It’s usually controlled with diet, lifestyle changes such as reducing stress, weight loss, exercise, medicine and insulin treatment.
However, a new study may have discovered another method.
The University of California has found a re-purposed asthma drug may improve blood sugar levels for diabetics.
In the study, patients with type 2 diabetes who took an anti-asthma drug for 12 weeks showed a significant reduction in blood glucose.
The asthma drug – called amlexanox – with anti-inflammatory and anti-allergic properties, was developed in Japan in the 1980s.

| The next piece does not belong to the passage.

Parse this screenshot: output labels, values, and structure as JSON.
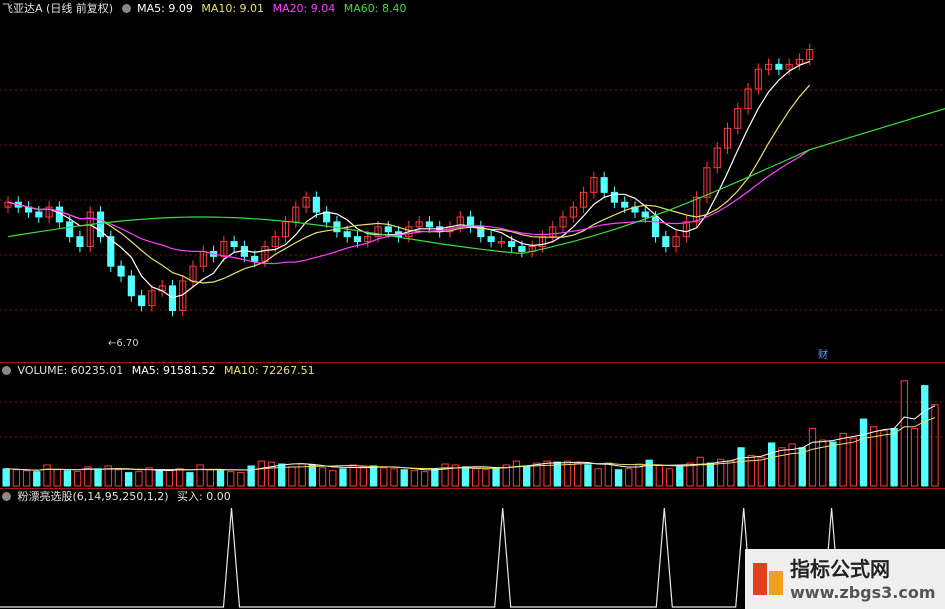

Alan Saltiel, study author and director of the UC San Diego Institute for Diabetes and Metabolic Health, said: “When we looked at the drug-treated group we saw a bimodal distribution, that is, there were some responders and some non-responders.
“We didn’t understand why, so we did a molecular analysis from biopsies of fat cells we took from patients at the beginning and end of the study.
“In the responder group, the level of inflammation in fat was higher than in the non-responder group at the beginning of the study, indicating that there is something about inflammation that predisposes a person to respond.
“And, what was really amazing was that there were more than 1,100 gene changes that occurred exclusively in the responders.”
Amlexanox works to inhibit two enzymes, IKK? and TBK1.
When these enzymes were induced in obese mice, they caused a drop in energy expenditure or reduction in calories burned.
It caused the mice to lose weight and increase their sensitivity to insulin, which improved their diabetes and fatty liver disease.
In a human clinical trial, the gene changes that occurred in the mice also happened in humans, who experienced a lowering in blood sugar.
Saltiel said: “The most exciting part of this is that we have a new drug that has never been studied before.
“It’s a new mechanism for a diabetes and fatty liver drug. It’s promising, but there are a lot of questions that need to be answered still.”
While the drug will not yet be available to diabetes patients, it offers hope of a new way to treat type 2 diabetes.
Source : EXPRESS